firstnames <- c("Samuel", "Will") lastnames <- c("Jackson", "Smith") predict_ethnicity(lastnames = lastnames, method = "lastname") #> lastname prob_asian prob_black prob_hispanic prob_white race #> 1 Jackson 0.02337379 0.8985271 0.007418938 0.07068022 black #> 2 Smith 0.08850799 0.5421597 0.033163066 0.33616929 black predict_ethnicity(firstnames = firstnames, lastnames = lastnames, method = "fullname") #> firstname lastname prob_asian prob_black prob_hispanic prob_white race #> 1 Samuel Jackson 0.01741119 0.8898849 0.006667824 0.0860361 black #> 2 Will Smith 0.04450592 0.5568276 0.007727880 0.3909386 black
Just remember to have the same length for the
lastnames vectors and the first name and last name for
the same person should have same index in each of the vectors.
Alright. The package also supports extremely fast execution by
multi-threading via the wonderful
RcppThread package. To
use this, just pass a number to the
threads argument and
the number need to be greater than 0.
firstnames <- rep("Samuel", 10000) lastnames <- rep("Jackson", 10000) # measure the elapsed time start_time <- Sys.time() p <- predict_ethnicity(firstnames = firstnames, lastnames = lastnames, threads = parallel::detectCores()-2) end_time <- Sys.time() end_time - start_time #> Time difference of 11.51205 secs
Processing ten thousands names only spent around 0.64 seconds for us. I would call this pretty fast.
For most use cases that I can imagine, the default setting
threads = 0) should be fast enough since we are leveraging
C++ routines for the processing. If you have very large dataset, or if
you have a powerful machine, or if you just want to run the code faster,
you can set the

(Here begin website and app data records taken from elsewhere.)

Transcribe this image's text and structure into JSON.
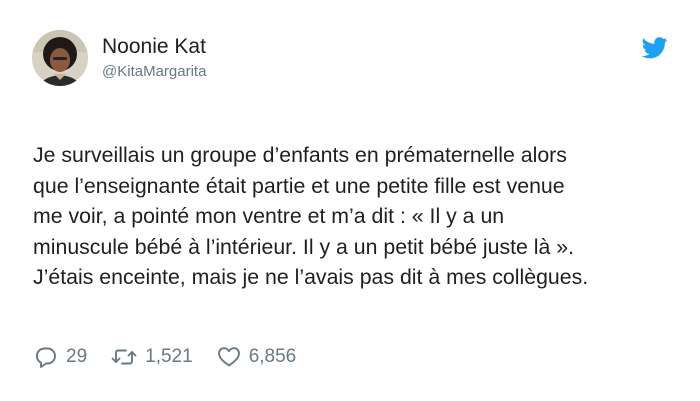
{
  "tweet": {
    "author_name": "Noonie Kat",
    "author_handle": "@KitaMargarita",
    "text_lines": [
      "Je surveillais un groupe d’enfants en prématernelle alors",
      "que l’enseignante était partie et une petite fille est venue",
      "me voir, a pointé mon ventre et m’a dit : « Il y a un",
      "minuscule bébé à l’intérieur. Il y a un petit bébé juste là ».",
      "J’étais enceinte, mais je ne l’avais pas dit à mes collègues."
    ],
    "replies": "29",
    "retweets": "1,521",
    "likes": "6,856"
  },
  "icons": {
    "brand": "twitter-bird-icon",
    "reply": "reply-icon",
    "retweet": "retweet-icon",
    "like": "heart-icon"
  },
  "colors": {
    "twitter_blue": "#1da1f2",
    "secondary_text": "#697882"
  }
}
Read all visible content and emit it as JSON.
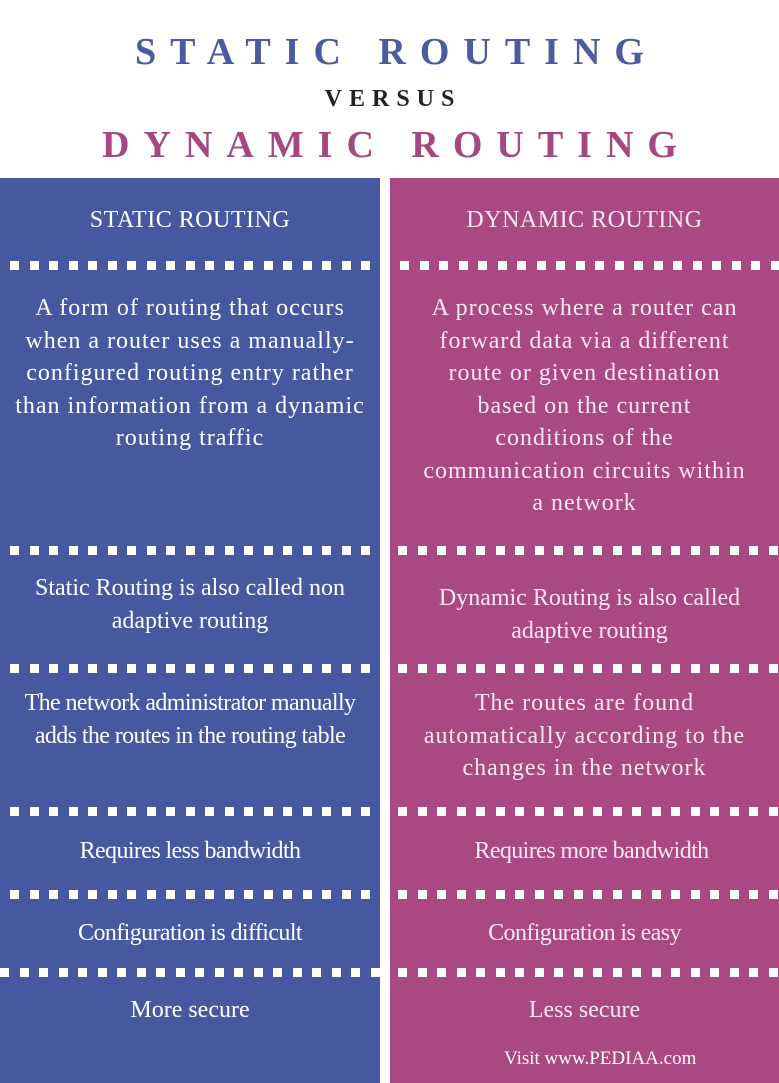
{
  "title": {
    "line1": "STATIC ROUTING",
    "line2": "VERSUS",
    "line3": "DYNAMIC ROUTING"
  },
  "colors": {
    "static_blue": "#4659a0",
    "dynamic_magenta": "#aa4883",
    "title_blue": "#4a5ba0",
    "title_magenta": "#a4487f",
    "versus_dark": "#222222"
  },
  "left": {
    "header": "STATIC ROUTING",
    "rows": [
      "A form of routing that occurs when a router uses a manually-configured routing entry rather than information from a dynamic routing traffic",
      "Static Routing is also called non adaptive routing",
      "The network administrator manually adds the routes in the routing table",
      "Requires less bandwidth",
      "Configuration is difficult",
      "More secure"
    ]
  },
  "right": {
    "header": "DYNAMIC ROUTING",
    "rows": [
      "A process where a router can forward data via a different route or given destination based on the current conditions of the communication circuits within a network",
      "Dynamic Routing is also called adaptive routing",
      "The routes are found automatically according to the changes in the network",
      "Requires more bandwidth",
      "Configuration is easy",
      "Less secure"
    ]
  },
  "footer": {
    "credit": "Visit www.PEDIAA.com"
  }
}
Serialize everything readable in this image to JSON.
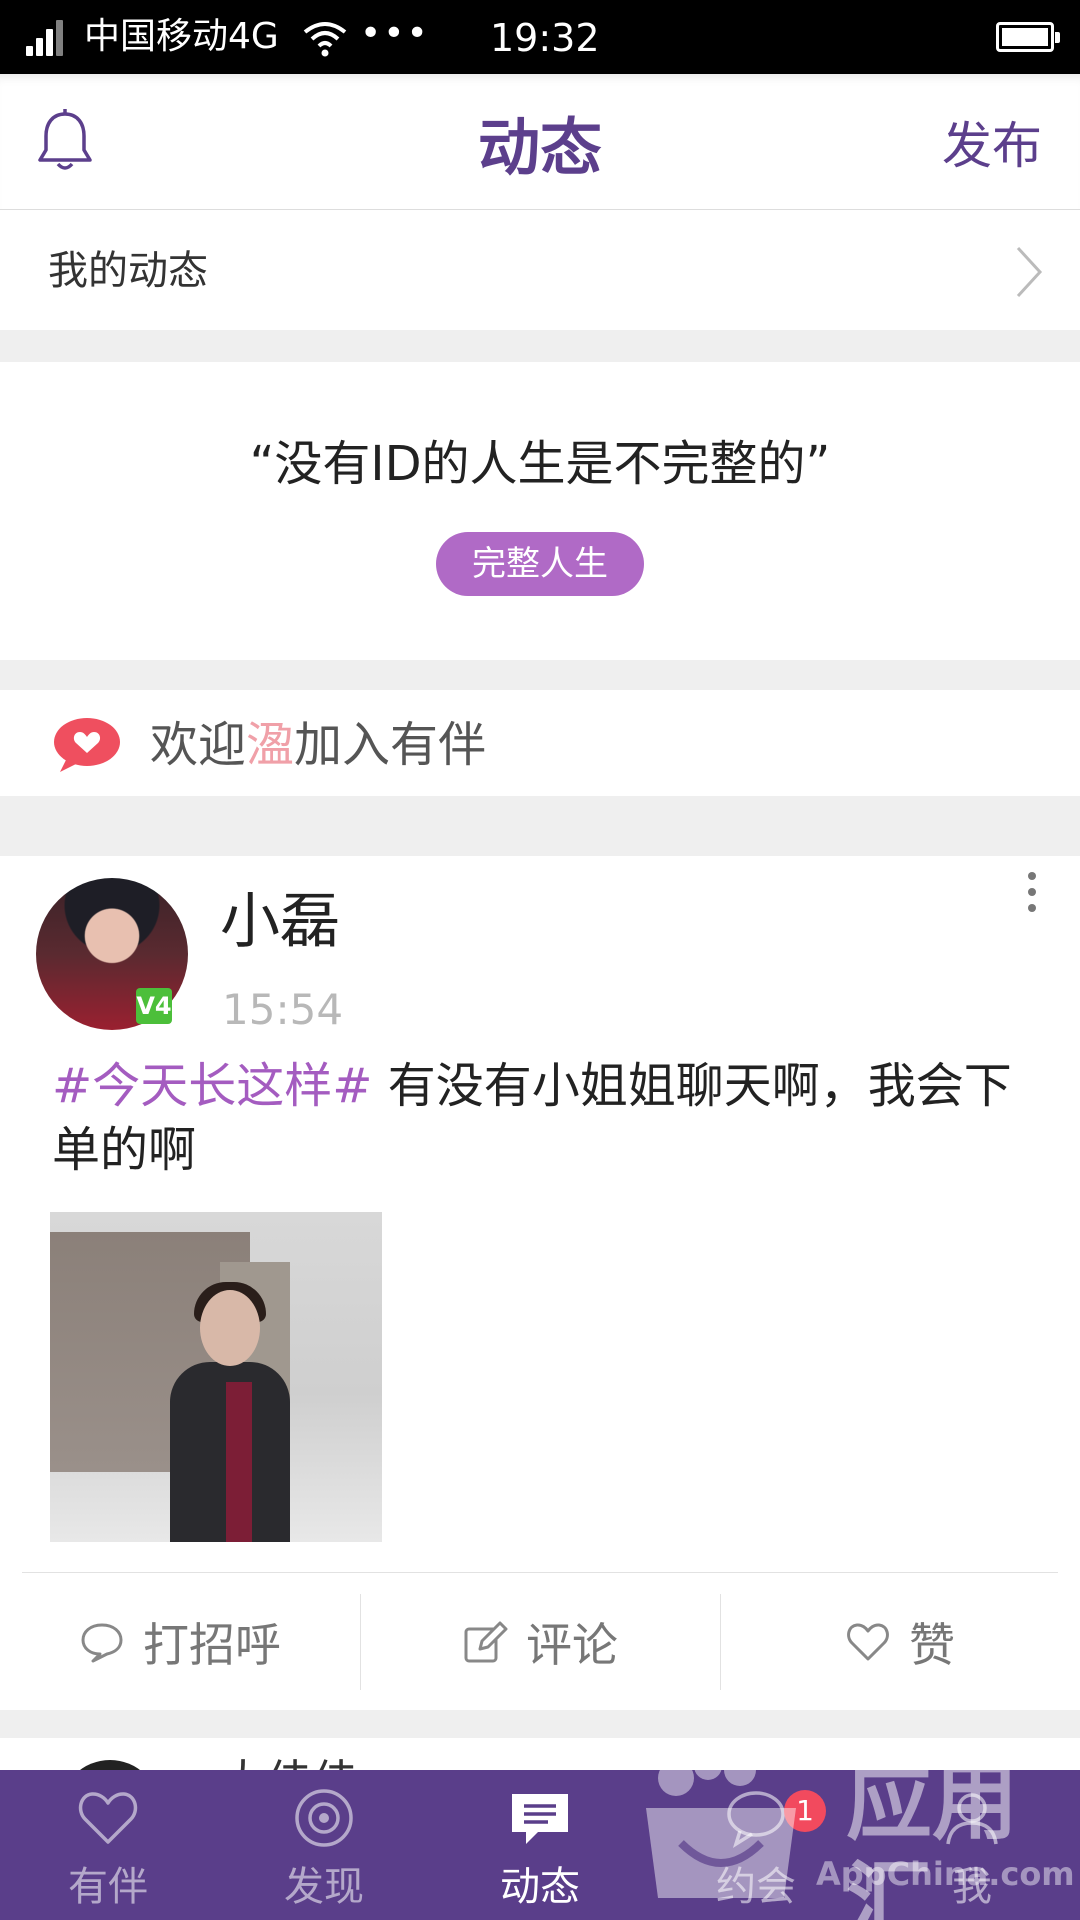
{
  "status_bar": {
    "carrier": "中国移动4G",
    "more": "•••",
    "time": "19:32"
  },
  "header": {
    "title": "动态",
    "publish_label": "发布"
  },
  "my_feed": {
    "label": "我的动态"
  },
  "promo": {
    "quote": "“没有ID的人生是不完整的”",
    "button_label": "完整人生"
  },
  "welcome": {
    "prefix": "欢迎",
    "name": "溋",
    "suffix": "加入有伴"
  },
  "post": {
    "author": "小磊",
    "time": "15:54",
    "badge": "V4",
    "tag": "#今天长这样#",
    "text": " 有没有小姐姐聊天啊，我会下单的啊",
    "actions": {
      "greet": "打招呼",
      "comment": "评论",
      "like": "赞"
    }
  },
  "post2": {
    "author_partial": "大佳佳"
  },
  "tabbar": {
    "tabs": [
      {
        "label": "有伴",
        "icon": "heart-icon"
      },
      {
        "label": "发现",
        "icon": "discover-icon"
      },
      {
        "label": "动态",
        "icon": "feed-message-icon"
      },
      {
        "label": "约会",
        "icon": "date-chat-icon"
      },
      {
        "label": "我",
        "icon": "profile-icon"
      }
    ],
    "active_index": 2,
    "badge_count": "1"
  },
  "watermark": {
    "text": "应用汇",
    "sub": "AppChina.com"
  },
  "colors": {
    "brand_purple": "#5c3f8c",
    "tabbar_bg": "#5a3e8a",
    "promo_button": "#b06ac6",
    "hashtag": "#a45cc0",
    "badge": "#f24a5e",
    "welcome_icon": "#ef4f5f"
  }
}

threads argument to be bigger than 0 and
you should observe performance boost.
You may need to wisely choose the appropriate number of threads for the job. In general, the more threads you have, the faster it should run. But the relationship is not linear, as there will be more overhead when increasing the number of threads. In the example, I was choosing the number of threads by the maximum number minus 2 (24 - 2 = 22).
I first trained the models in Keras with Python, using the Florida Voter Registration dataset. After training a big model for the prediction, I also trained a smaller model than will mimic the prediction of large model (this is called “distillation of knowledge”). By doing so, we could significantly reduce the size of the model while keeping the accuracy. This is very important if we want the package to be lightweight and fast in processing data.
After the training and testing process, I save the distilled model
and export it into C++ by the
frugally-deep project. This
will allow us to get rid of the dependency on Keras and Python and we
can directly making inferences from C++. From here, it is very obvious
that we can wrap the inference procedure by
Rcpp and call
it from R.
Note that one could potentially use the
keras package in
R to load Keras models trained in Python. But I believe this would have
defeated the purpose of having a R package, as the
package still depends on Python and the installation of Keras. You can
argue that we are actually still using Python:)
I have trained two different model for predicting ethnicity from
names, one only leverages last names, while another incorporate both
first names and last names. In some applications, researchers may only
have access to last names, then they should consider using the
lastname method. In other cases, we could also have first
names available, then we could incorporate this information and use the
fullname method. This will yield better accuracy for the
The processing speed is super fast, as the heavy-lifting has been
delegated to the underlying C++. What is more, to make it even faster, I
RcppThread to achieve multi-threading. This would be
extremely useful if you have a very large dataset at hand. As shown in
the example above, we have achieved to process a million names within 10
seconds. In other words, we could predict the race from a name by 10 μs